● Exercise requirements: Every line of the data is to be retyped exactly.

App and web page records

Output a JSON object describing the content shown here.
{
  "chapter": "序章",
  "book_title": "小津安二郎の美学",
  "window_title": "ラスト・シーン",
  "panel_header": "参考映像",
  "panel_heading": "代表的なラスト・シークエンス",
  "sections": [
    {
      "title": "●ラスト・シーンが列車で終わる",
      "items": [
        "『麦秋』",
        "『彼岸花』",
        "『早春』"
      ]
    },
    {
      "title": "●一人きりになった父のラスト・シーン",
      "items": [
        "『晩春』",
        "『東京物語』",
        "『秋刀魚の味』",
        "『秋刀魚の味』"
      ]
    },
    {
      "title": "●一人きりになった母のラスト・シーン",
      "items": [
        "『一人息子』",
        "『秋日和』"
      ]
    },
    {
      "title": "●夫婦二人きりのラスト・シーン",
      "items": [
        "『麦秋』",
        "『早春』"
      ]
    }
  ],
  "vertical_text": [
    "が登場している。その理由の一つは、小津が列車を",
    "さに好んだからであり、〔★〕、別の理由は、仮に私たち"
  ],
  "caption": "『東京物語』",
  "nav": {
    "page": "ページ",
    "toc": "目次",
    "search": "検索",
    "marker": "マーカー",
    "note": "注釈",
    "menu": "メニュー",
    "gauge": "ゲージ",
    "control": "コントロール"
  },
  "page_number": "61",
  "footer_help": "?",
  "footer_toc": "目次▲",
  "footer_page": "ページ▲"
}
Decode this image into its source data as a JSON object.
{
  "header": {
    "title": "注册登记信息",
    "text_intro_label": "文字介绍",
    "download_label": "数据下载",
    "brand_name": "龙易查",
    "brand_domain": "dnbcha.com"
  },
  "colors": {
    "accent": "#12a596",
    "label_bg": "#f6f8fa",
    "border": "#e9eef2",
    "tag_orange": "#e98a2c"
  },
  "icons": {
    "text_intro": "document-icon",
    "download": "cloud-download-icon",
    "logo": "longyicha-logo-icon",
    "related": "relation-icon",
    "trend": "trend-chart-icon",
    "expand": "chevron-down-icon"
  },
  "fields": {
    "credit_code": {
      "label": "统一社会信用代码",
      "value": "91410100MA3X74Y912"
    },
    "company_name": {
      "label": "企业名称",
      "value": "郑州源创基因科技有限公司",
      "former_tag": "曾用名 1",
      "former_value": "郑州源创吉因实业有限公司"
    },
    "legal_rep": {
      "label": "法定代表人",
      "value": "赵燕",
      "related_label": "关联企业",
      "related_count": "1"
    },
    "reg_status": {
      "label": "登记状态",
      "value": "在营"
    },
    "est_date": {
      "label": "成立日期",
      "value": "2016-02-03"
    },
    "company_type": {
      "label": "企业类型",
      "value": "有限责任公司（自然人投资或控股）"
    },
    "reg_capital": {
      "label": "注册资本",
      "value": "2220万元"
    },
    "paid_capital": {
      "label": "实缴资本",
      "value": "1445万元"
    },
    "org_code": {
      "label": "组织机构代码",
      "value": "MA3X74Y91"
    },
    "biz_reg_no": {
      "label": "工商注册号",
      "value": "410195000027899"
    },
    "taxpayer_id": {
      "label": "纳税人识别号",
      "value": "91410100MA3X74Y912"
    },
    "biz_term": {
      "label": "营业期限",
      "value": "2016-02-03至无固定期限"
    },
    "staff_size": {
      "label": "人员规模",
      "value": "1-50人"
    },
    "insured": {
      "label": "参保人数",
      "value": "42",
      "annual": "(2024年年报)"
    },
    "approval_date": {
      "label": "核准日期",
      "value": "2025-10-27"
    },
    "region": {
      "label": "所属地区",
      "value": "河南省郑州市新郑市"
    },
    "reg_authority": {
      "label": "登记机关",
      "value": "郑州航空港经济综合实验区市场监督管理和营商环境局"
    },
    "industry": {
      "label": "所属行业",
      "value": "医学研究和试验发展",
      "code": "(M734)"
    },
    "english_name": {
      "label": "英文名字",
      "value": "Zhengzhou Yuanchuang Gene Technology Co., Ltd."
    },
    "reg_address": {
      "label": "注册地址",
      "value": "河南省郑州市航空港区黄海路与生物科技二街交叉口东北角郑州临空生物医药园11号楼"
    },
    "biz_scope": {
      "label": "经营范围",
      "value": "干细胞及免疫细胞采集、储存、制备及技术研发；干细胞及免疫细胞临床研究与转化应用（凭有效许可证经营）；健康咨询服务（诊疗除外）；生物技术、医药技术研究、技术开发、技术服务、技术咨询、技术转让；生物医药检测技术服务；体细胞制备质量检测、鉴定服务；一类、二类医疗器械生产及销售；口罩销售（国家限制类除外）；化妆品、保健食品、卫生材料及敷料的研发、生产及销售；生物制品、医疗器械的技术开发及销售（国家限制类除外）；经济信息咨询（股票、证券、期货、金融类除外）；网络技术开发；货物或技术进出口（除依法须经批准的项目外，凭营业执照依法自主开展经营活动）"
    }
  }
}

● Response to the task:
Output a JSON object describing the content shown here.
{
  "chapter": "序章",
  "book_title": "小津安二郎の美学",
  "window_title": "ラスト・シーン",
  "panel_header": "参考映像",
  "panel_heading": "代表的なラスト・シークエンス",
  "sections": [
    {
      "title": "●ラスト・シーンが列車で終わる",
      "items": [
        "『麦秋』",
        "『彼岸花』",
        "『早春』"
      ]
    },
    {
      "title": "●一人きりになった父のラスト・シーン",
      "items": [
        "『晩春』",
        "『東京物語』",
        "『秋刀魚の味』",
        "『秋刀魚の味』"
      ]
    },
    {
      "title": "●一人きりになった母のラスト・シーン",
      "items": [
        "『一人息子』",
        "『秋日和』"
      ]
    },
    {
      "title": "●夫婦二人きりのラスト・シーン",
      "items": [
        "『麦秋』",
        "『早春』"
      ]
    }
  ],
  "vertical_text": [
    "が登場している。その理由の一つは、小津が列車を",
    "さに好んだからであり、〔★〕、別の理由は、仮に私たち"
  ],
  "caption": "『東京物語』",
  "nav": {
    "page": "ページ",
    "toc": "目次",
    "search": "検索",
    "marker": "マーカー",
    "note": "注釈",
    "menu": "メニュー",
    "gauge": "ゲージ",
    "control": "コントロール"
  },
  "page_number": "61",
  "footer_help": "?",
  "footer_toc": "目次▲",
  "footer_page": "ページ▲"
}
Decode this image into its source data as a JSON object.
{
  "header": {
    "title": "注册登记信息",
    "text_intro_label": "文字介绍",
    "download_label": "数据下载",
    "brand_name": "龙易查",
    "brand_domain": "dnbcha.com"
  },
  "colors": {
    "accent": "#12a596",
    "label_bg": "#f6f8fa",
    "border": "#e9eef2",
    "tag_orange": "#e98a2c"
  },
  "icons": {
    "text_intro": "document-icon",
    "download": "cloud-download-icon",
    "logo": "longyicha-logo-icon",
    "related": "relation-icon",
    "trend": "trend-chart-icon",
    "expand": "chevron-down-icon"
  },
  "fields": {
    "credit_code": {
      "label": "统一社会信用代码",
      "value": "91410100MA3X74Y912"
    },
    "company_name": {
      "label": "企业名称",
      "value": "郑州源创基因科技有限公司",
      "former_tag": "曾用名 1",
      "former_value": "郑州源创吉因实业有限公司"
    },
    "legal_rep": {
      "label": "法定代表人",
      "value": "赵燕",
      "related_label": "关联企业",
      "related_count": "1"
    },
    "reg_status": {
      "label": "登记状态",
      "value": "在营"
    },
    "est_date": {
      "label": "成立日期",
      "value": "2016-02-03"
    },
    "company_type": {
      "label": "企业类型",
      "value": "有限责任公司（自然人投资或控股）"
    },
    "reg_capital": {
      "label": "注册资本",
      "value": "2220万元"
    },
    "paid_capital": {
      "label": "实缴资本",
      "value": "1445万元"
    },
    "org_code": {
      "label": "组织机构代码",
      "value": "MA3X74Y91"
    },
    "biz_reg_no": {
      "label": "工商注册号",
      "value": "410195000027899"
    },
    "taxpayer_id": {
      "label": "纳税人识别号",
      "value": "91410100MA3X74Y912"
    },
    "biz_term": {
      "label": "营业期限",
      "value": "2016-02-03至无固定期限"
    },
    "staff_size": {
      "label": "人员规模",
      "value": "1-50人"
    },
    "insured": {
      "label": "参保人数",
      "value": "42",
      "annual": "(2024年年报)"
    },
    "approval_date": {
      "label": "核准日期",
      "value": "2025-10-27"
    },
    "region": {
      "label": "所属地区",
      "value": "河南省郑州市新郑市"
    },
    "reg_authority": {
      "label": "登记机关",
      "value": "郑州航空港经济综合实验区市场监督管理和营商环境局"
    },
    "industry": {
      "label": "所属行业",
      "value": "医学研究和试验发展",
      "code": "(M734)"
    },
    "english_name": {
      "label": "英文名字",
      "value": "Zhengzhou Yuanchuang Gene Technology Co., Ltd."
    },
    "reg_address": {
      "label": "注册地址",
      "value": "河南省郑州市航空港区黄海路与生物科技二街交叉口东北角郑州临空生物医药园11号楼"
    },
    "biz_scope": {
      "label": "经营范围",
      "value": "干细胞及免疫细胞采集、储存、制备及技术研发；干细胞及免疫细胞临床研究与转化应用（凭有效许可证经营）；健康咨询服务（诊疗除外）；生物技术、医药技术研究、技术开发、技术服务、技术咨询、技术转让；生物医药检测技术服务；体细胞制备质量检测、鉴定服务；一类、二类医疗器械生产及销售；口罩销售（国家限制类除外）；化妆品、保健食品、卫生材料及敷料的研发、生产及销售；生物制品、医疗器械的技术开发及销售（国家限制类除外）；经济信息咨询（股票、证券、期货、金融类除外）；网络技术开发；货物或技术进出口（除依法须经批准的项目外，凭营业执照依法自主开展经营活动）"
    }
  }
}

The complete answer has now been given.